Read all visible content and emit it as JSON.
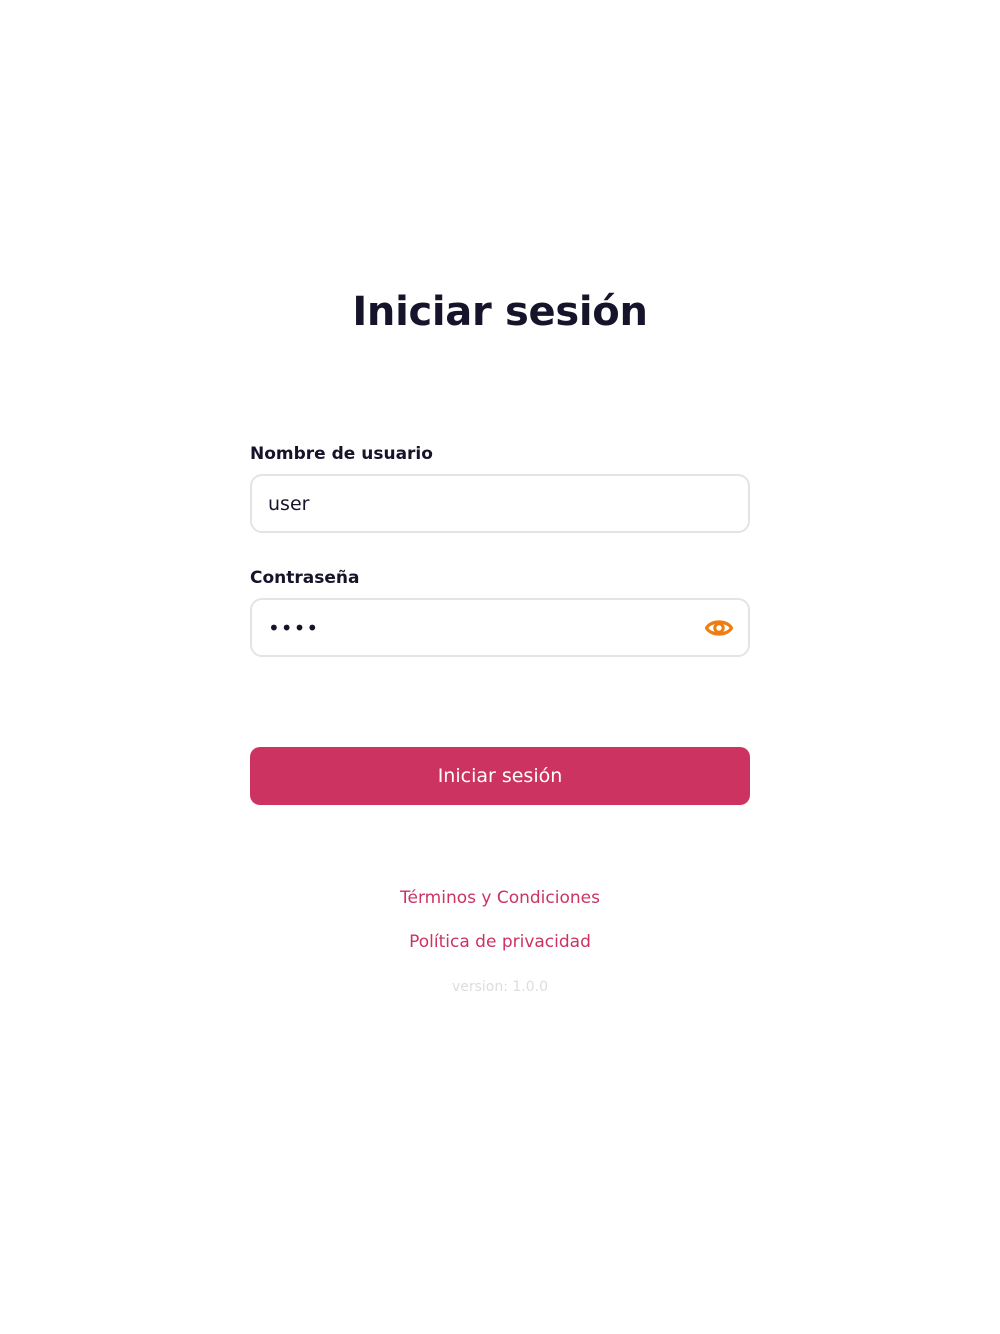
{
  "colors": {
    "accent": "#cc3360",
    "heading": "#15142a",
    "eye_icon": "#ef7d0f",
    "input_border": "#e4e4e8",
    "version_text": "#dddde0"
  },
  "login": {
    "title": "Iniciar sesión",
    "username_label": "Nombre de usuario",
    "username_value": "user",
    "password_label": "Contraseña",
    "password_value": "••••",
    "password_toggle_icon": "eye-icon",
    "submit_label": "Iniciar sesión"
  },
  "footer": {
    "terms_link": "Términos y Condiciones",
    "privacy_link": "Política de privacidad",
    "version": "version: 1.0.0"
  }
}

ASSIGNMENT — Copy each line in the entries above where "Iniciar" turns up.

WORKED SOLUTION —
    "title": "Iniciar sesión",
    "submit_label": "Iniciar sesión"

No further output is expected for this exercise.